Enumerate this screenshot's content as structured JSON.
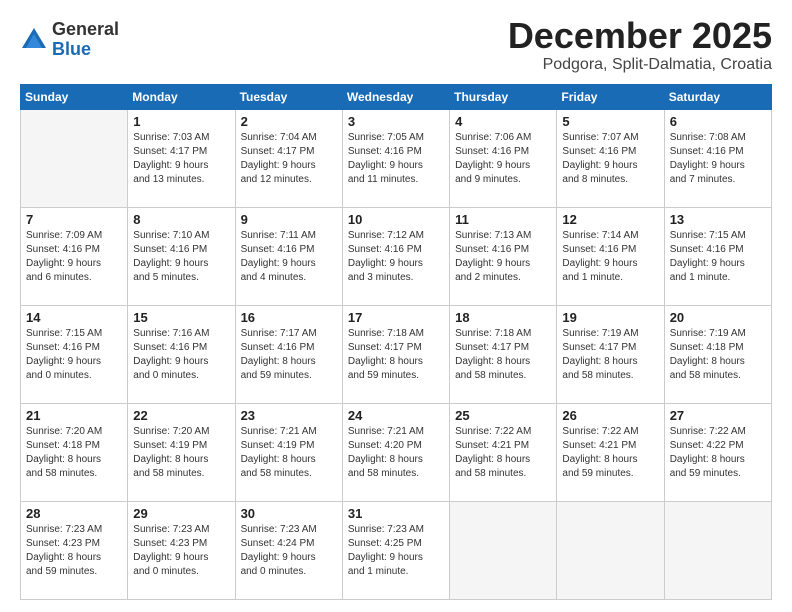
{
  "logo": {
    "general": "General",
    "blue": "Blue"
  },
  "header": {
    "title": "December 2025",
    "location": "Podgora, Split-Dalmatia, Croatia"
  },
  "weekdays": [
    "Sunday",
    "Monday",
    "Tuesday",
    "Wednesday",
    "Thursday",
    "Friday",
    "Saturday"
  ],
  "weeks": [
    [
      {
        "day": "",
        "text": ""
      },
      {
        "day": "1",
        "text": "Sunrise: 7:03 AM\nSunset: 4:17 PM\nDaylight: 9 hours\nand 13 minutes."
      },
      {
        "day": "2",
        "text": "Sunrise: 7:04 AM\nSunset: 4:17 PM\nDaylight: 9 hours\nand 12 minutes."
      },
      {
        "day": "3",
        "text": "Sunrise: 7:05 AM\nSunset: 4:16 PM\nDaylight: 9 hours\nand 11 minutes."
      },
      {
        "day": "4",
        "text": "Sunrise: 7:06 AM\nSunset: 4:16 PM\nDaylight: 9 hours\nand 9 minutes."
      },
      {
        "day": "5",
        "text": "Sunrise: 7:07 AM\nSunset: 4:16 PM\nDaylight: 9 hours\nand 8 minutes."
      },
      {
        "day": "6",
        "text": "Sunrise: 7:08 AM\nSunset: 4:16 PM\nDaylight: 9 hours\nand 7 minutes."
      }
    ],
    [
      {
        "day": "7",
        "text": "Sunrise: 7:09 AM\nSunset: 4:16 PM\nDaylight: 9 hours\nand 6 minutes."
      },
      {
        "day": "8",
        "text": "Sunrise: 7:10 AM\nSunset: 4:16 PM\nDaylight: 9 hours\nand 5 minutes."
      },
      {
        "day": "9",
        "text": "Sunrise: 7:11 AM\nSunset: 4:16 PM\nDaylight: 9 hours\nand 4 minutes."
      },
      {
        "day": "10",
        "text": "Sunrise: 7:12 AM\nSunset: 4:16 PM\nDaylight: 9 hours\nand 3 minutes."
      },
      {
        "day": "11",
        "text": "Sunrise: 7:13 AM\nSunset: 4:16 PM\nDaylight: 9 hours\nand 2 minutes."
      },
      {
        "day": "12",
        "text": "Sunrise: 7:14 AM\nSunset: 4:16 PM\nDaylight: 9 hours\nand 1 minute."
      },
      {
        "day": "13",
        "text": "Sunrise: 7:15 AM\nSunset: 4:16 PM\nDaylight: 9 hours\nand 1 minute."
      }
    ],
    [
      {
        "day": "14",
        "text": "Sunrise: 7:15 AM\nSunset: 4:16 PM\nDaylight: 9 hours\nand 0 minutes."
      },
      {
        "day": "15",
        "text": "Sunrise: 7:16 AM\nSunset: 4:16 PM\nDaylight: 9 hours\nand 0 minutes."
      },
      {
        "day": "16",
        "text": "Sunrise: 7:17 AM\nSunset: 4:16 PM\nDaylight: 8 hours\nand 59 minutes."
      },
      {
        "day": "17",
        "text": "Sunrise: 7:18 AM\nSunset: 4:17 PM\nDaylight: 8 hours\nand 59 minutes."
      },
      {
        "day": "18",
        "text": "Sunrise: 7:18 AM\nSunset: 4:17 PM\nDaylight: 8 hours\nand 58 minutes."
      },
      {
        "day": "19",
        "text": "Sunrise: 7:19 AM\nSunset: 4:17 PM\nDaylight: 8 hours\nand 58 minutes."
      },
      {
        "day": "20",
        "text": "Sunrise: 7:19 AM\nSunset: 4:18 PM\nDaylight: 8 hours\nand 58 minutes."
      }
    ],
    [
      {
        "day": "21",
        "text": "Sunrise: 7:20 AM\nSunset: 4:18 PM\nDaylight: 8 hours\nand 58 minutes."
      },
      {
        "day": "22",
        "text": "Sunrise: 7:20 AM\nSunset: 4:19 PM\nDaylight: 8 hours\nand 58 minutes."
      },
      {
        "day": "23",
        "text": "Sunrise: 7:21 AM\nSunset: 4:19 PM\nDaylight: 8 hours\nand 58 minutes."
      },
      {
        "day": "24",
        "text": "Sunrise: 7:21 AM\nSunset: 4:20 PM\nDaylight: 8 hours\nand 58 minutes."
      },
      {
        "day": "25",
        "text": "Sunrise: 7:22 AM\nSunset: 4:21 PM\nDaylight: 8 hours\nand 58 minutes."
      },
      {
        "day": "26",
        "text": "Sunrise: 7:22 AM\nSunset: 4:21 PM\nDaylight: 8 hours\nand 59 minutes."
      },
      {
        "day": "27",
        "text": "Sunrise: 7:22 AM\nSunset: 4:22 PM\nDaylight: 8 hours\nand 59 minutes."
      }
    ],
    [
      {
        "day": "28",
        "text": "Sunrise: 7:23 AM\nSunset: 4:23 PM\nDaylight: 8 hours\nand 59 minutes."
      },
      {
        "day": "29",
        "text": "Sunrise: 7:23 AM\nSunset: 4:23 PM\nDaylight: 9 hours\nand 0 minutes."
      },
      {
        "day": "30",
        "text": "Sunrise: 7:23 AM\nSunset: 4:24 PM\nDaylight: 9 hours\nand 0 minutes."
      },
      {
        "day": "31",
        "text": "Sunrise: 7:23 AM\nSunset: 4:25 PM\nDaylight: 9 hours\nand 1 minute."
      },
      {
        "day": "",
        "text": ""
      },
      {
        "day": "",
        "text": ""
      },
      {
        "day": "",
        "text": ""
      }
    ]
  ]
}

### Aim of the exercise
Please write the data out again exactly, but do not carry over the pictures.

### Expected output
Enumerate this screenshot's content as structured JSON.
{
  "logo": {
    "general": "General",
    "blue": "Blue"
  },
  "header": {
    "title": "December 2025",
    "location": "Podgora, Split-Dalmatia, Croatia"
  },
  "weekdays": [
    "Sunday",
    "Monday",
    "Tuesday",
    "Wednesday",
    "Thursday",
    "Friday",
    "Saturday"
  ],
  "weeks": [
    [
      {
        "day": "",
        "text": ""
      },
      {
        "day": "1",
        "text": "Sunrise: 7:03 AM\nSunset: 4:17 PM\nDaylight: 9 hours\nand 13 minutes."
      },
      {
        "day": "2",
        "text": "Sunrise: 7:04 AM\nSunset: 4:17 PM\nDaylight: 9 hours\nand 12 minutes."
      },
      {
        "day": "3",
        "text": "Sunrise: 7:05 AM\nSunset: 4:16 PM\nDaylight: 9 hours\nand 11 minutes."
      },
      {
        "day": "4",
        "text": "Sunrise: 7:06 AM\nSunset: 4:16 PM\nDaylight: 9 hours\nand 9 minutes."
      },
      {
        "day": "5",
        "text": "Sunrise: 7:07 AM\nSunset: 4:16 PM\nDaylight: 9 hours\nand 8 minutes."
      },
      {
        "day": "6",
        "text": "Sunrise: 7:08 AM\nSunset: 4:16 PM\nDaylight: 9 hours\nand 7 minutes."
      }
    ],
    [
      {
        "day": "7",
        "text": "Sunrise: 7:09 AM\nSunset: 4:16 PM\nDaylight: 9 hours\nand 6 minutes."
      },
      {
        "day": "8",
        "text": "Sunrise: 7:10 AM\nSunset: 4:16 PM\nDaylight: 9 hours\nand 5 minutes."
      },
      {
        "day": "9",
        "text": "Sunrise: 7:11 AM\nSunset: 4:16 PM\nDaylight: 9 hours\nand 4 minutes."
      },
      {
        "day": "10",
        "text": "Sunrise: 7:12 AM\nSunset: 4:16 PM\nDaylight: 9 hours\nand 3 minutes."
      },
      {
        "day": "11",
        "text": "Sunrise: 7:13 AM\nSunset: 4:16 PM\nDaylight: 9 hours\nand 2 minutes."
      },
      {
        "day": "12",
        "text": "Sunrise: 7:14 AM\nSunset: 4:16 PM\nDaylight: 9 hours\nand 1 minute."
      },
      {
        "day": "13",
        "text": "Sunrise: 7:15 AM\nSunset: 4:16 PM\nDaylight: 9 hours\nand 1 minute."
      }
    ],
    [
      {
        "day": "14",
        "text": "Sunrise: 7:15 AM\nSunset: 4:16 PM\nDaylight: 9 hours\nand 0 minutes."
      },
      {
        "day": "15",
        "text": "Sunrise: 7:16 AM\nSunset: 4:16 PM\nDaylight: 9 hours\nand 0 minutes."
      },
      {
        "day": "16",
        "text": "Sunrise: 7:17 AM\nSunset: 4:16 PM\nDaylight: 8 hours\nand 59 minutes."
      },
      {
        "day": "17",
        "text": "Sunrise: 7:18 AM\nSunset: 4:17 PM\nDaylight: 8 hours\nand 59 minutes."
      },
      {
        "day": "18",
        "text": "Sunrise: 7:18 AM\nSunset: 4:17 PM\nDaylight: 8 hours\nand 58 minutes."
      },
      {
        "day": "19",
        "text": "Sunrise: 7:19 AM\nSunset: 4:17 PM\nDaylight: 8 hours\nand 58 minutes."
      },
      {
        "day": "20",
        "text": "Sunrise: 7:19 AM\nSunset: 4:18 PM\nDaylight: 8 hours\nand 58 minutes."
      }
    ],
    [
      {
        "day": "21",
        "text": "Sunrise: 7:20 AM\nSunset: 4:18 PM\nDaylight: 8 hours\nand 58 minutes."
      },
      {
        "day": "22",
        "text": "Sunrise: 7:20 AM\nSunset: 4:19 PM\nDaylight: 8 hours\nand 58 minutes."
      },
      {
        "day": "23",
        "text": "Sunrise: 7:21 AM\nSunset: 4:19 PM\nDaylight: 8 hours\nand 58 minutes."
      },
      {
        "day": "24",
        "text": "Sunrise: 7:21 AM\nSunset: 4:20 PM\nDaylight: 8 hours\nand 58 minutes."
      },
      {
        "day": "25",
        "text": "Sunrise: 7:22 AM\nSunset: 4:21 PM\nDaylight: 8 hours\nand 58 minutes."
      },
      {
        "day": "26",
        "text": "Sunrise: 7:22 AM\nSunset: 4:21 PM\nDaylight: 8 hours\nand 59 minutes."
      },
      {
        "day": "27",
        "text": "Sunrise: 7:22 AM\nSunset: 4:22 PM\nDaylight: 8 hours\nand 59 minutes."
      }
    ],
    [
      {
        "day": "28",
        "text": "Sunrise: 7:23 AM\nSunset: 4:23 PM\nDaylight: 8 hours\nand 59 minutes."
      },
      {
        "day": "29",
        "text": "Sunrise: 7:23 AM\nSunset: 4:23 PM\nDaylight: 9 hours\nand 0 minutes."
      },
      {
        "day": "30",
        "text": "Sunrise: 7:23 AM\nSunset: 4:24 PM\nDaylight: 9 hours\nand 0 minutes."
      },
      {
        "day": "31",
        "text": "Sunrise: 7:23 AM\nSunset: 4:25 PM\nDaylight: 9 hours\nand 1 minute."
      },
      {
        "day": "",
        "text": ""
      },
      {
        "day": "",
        "text": ""
      },
      {
        "day": "",
        "text": ""
      }
    ]
  ]
}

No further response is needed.